## [WORK INSTRUCTIONS]
Locate the string "thumbs" in the records below. Copy every line where it occurs.

## [DATA FOR REVIEW]
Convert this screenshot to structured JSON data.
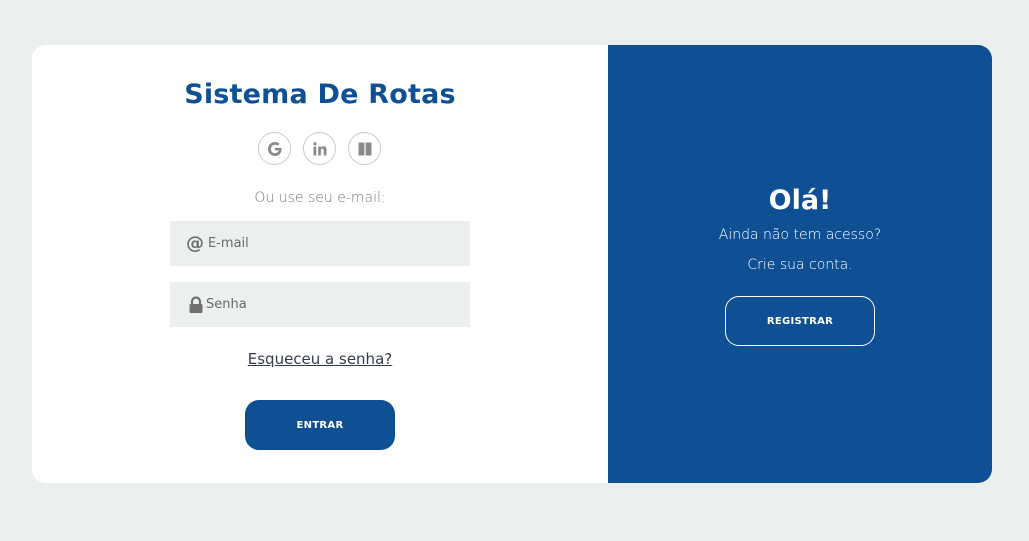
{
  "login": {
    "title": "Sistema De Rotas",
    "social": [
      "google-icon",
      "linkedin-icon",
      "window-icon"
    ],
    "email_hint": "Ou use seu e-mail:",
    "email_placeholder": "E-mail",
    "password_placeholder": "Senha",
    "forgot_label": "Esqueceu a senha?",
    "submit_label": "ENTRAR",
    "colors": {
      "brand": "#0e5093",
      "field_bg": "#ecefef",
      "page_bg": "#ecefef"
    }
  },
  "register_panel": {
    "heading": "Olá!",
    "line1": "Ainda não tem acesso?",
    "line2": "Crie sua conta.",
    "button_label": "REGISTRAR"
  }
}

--

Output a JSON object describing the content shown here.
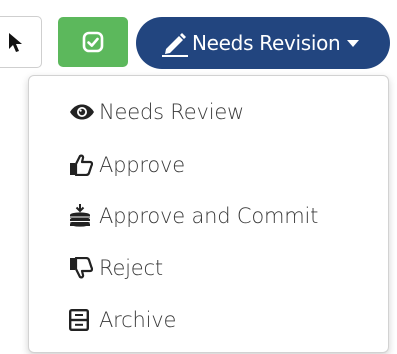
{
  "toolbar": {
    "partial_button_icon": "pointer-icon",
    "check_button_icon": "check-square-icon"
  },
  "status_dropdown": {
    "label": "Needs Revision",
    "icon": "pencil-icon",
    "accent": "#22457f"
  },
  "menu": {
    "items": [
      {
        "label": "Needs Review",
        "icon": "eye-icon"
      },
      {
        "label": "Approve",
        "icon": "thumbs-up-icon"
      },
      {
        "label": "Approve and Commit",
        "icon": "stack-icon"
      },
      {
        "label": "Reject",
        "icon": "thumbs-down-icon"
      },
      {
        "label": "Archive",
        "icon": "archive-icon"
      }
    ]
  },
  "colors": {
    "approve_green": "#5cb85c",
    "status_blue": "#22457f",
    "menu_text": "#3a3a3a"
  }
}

## [OUTPUT BELOW]
        "icon": "thumbs-up-icon"
        "icon": "thumbs-down-icon"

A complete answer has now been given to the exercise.